*** Opening Entries shown ***

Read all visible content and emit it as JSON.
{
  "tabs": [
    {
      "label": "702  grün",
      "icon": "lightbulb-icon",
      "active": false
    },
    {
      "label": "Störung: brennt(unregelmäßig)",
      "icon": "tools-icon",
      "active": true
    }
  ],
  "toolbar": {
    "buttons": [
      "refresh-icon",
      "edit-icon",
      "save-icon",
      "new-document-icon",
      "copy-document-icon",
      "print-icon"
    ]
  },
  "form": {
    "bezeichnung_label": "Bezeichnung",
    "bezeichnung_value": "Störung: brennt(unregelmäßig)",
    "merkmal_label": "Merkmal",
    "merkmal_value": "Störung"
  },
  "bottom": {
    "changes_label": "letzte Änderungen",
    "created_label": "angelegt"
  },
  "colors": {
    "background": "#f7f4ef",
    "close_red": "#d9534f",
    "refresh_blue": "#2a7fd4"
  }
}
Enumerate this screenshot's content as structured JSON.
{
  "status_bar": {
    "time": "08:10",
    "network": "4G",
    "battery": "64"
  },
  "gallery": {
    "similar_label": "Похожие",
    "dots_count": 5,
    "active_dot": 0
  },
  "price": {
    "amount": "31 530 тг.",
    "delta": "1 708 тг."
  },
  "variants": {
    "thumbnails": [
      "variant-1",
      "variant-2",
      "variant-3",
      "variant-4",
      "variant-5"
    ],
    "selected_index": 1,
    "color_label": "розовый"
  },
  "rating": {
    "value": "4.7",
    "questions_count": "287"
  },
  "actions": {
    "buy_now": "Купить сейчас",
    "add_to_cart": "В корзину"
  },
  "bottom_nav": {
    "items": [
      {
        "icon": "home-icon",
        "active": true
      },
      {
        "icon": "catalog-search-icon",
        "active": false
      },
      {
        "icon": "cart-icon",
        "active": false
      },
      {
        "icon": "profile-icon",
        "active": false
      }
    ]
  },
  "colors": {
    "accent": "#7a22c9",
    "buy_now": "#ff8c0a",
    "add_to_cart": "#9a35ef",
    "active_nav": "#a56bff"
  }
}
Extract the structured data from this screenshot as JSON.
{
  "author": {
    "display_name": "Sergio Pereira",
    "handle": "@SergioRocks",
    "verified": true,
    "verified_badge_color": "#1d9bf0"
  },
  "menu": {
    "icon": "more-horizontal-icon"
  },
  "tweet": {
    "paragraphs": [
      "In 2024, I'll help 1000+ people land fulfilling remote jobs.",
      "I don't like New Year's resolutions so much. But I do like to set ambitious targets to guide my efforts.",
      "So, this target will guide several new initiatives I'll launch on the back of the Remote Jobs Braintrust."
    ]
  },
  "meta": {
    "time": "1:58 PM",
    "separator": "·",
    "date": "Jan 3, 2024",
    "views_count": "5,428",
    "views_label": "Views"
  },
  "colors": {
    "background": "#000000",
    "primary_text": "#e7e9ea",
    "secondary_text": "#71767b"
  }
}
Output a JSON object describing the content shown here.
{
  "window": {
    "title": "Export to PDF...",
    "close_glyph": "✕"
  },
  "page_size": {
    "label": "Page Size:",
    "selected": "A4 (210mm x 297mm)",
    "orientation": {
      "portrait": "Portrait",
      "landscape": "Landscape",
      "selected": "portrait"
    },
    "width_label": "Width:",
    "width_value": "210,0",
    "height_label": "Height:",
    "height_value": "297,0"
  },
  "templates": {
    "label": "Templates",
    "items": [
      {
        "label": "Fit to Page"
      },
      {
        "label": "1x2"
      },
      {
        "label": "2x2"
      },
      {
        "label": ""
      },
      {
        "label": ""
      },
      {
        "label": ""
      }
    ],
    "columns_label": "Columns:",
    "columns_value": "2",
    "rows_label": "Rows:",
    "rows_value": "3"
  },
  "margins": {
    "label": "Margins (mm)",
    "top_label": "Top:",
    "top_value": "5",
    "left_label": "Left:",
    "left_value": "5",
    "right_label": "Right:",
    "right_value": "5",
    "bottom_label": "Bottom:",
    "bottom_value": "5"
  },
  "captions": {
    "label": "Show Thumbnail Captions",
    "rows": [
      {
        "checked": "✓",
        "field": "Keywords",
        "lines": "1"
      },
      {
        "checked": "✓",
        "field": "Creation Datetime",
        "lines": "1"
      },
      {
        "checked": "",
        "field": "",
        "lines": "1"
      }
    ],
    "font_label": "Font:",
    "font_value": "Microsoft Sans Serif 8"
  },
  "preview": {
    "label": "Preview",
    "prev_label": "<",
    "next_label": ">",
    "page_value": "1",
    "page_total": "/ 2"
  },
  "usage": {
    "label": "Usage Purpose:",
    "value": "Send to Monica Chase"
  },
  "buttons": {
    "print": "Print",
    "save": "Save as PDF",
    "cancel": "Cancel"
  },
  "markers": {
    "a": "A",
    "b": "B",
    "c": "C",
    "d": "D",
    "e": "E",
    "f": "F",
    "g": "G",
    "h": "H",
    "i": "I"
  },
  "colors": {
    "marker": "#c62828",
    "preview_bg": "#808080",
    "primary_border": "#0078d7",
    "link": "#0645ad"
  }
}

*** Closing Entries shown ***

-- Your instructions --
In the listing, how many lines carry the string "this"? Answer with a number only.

-- Reply --
3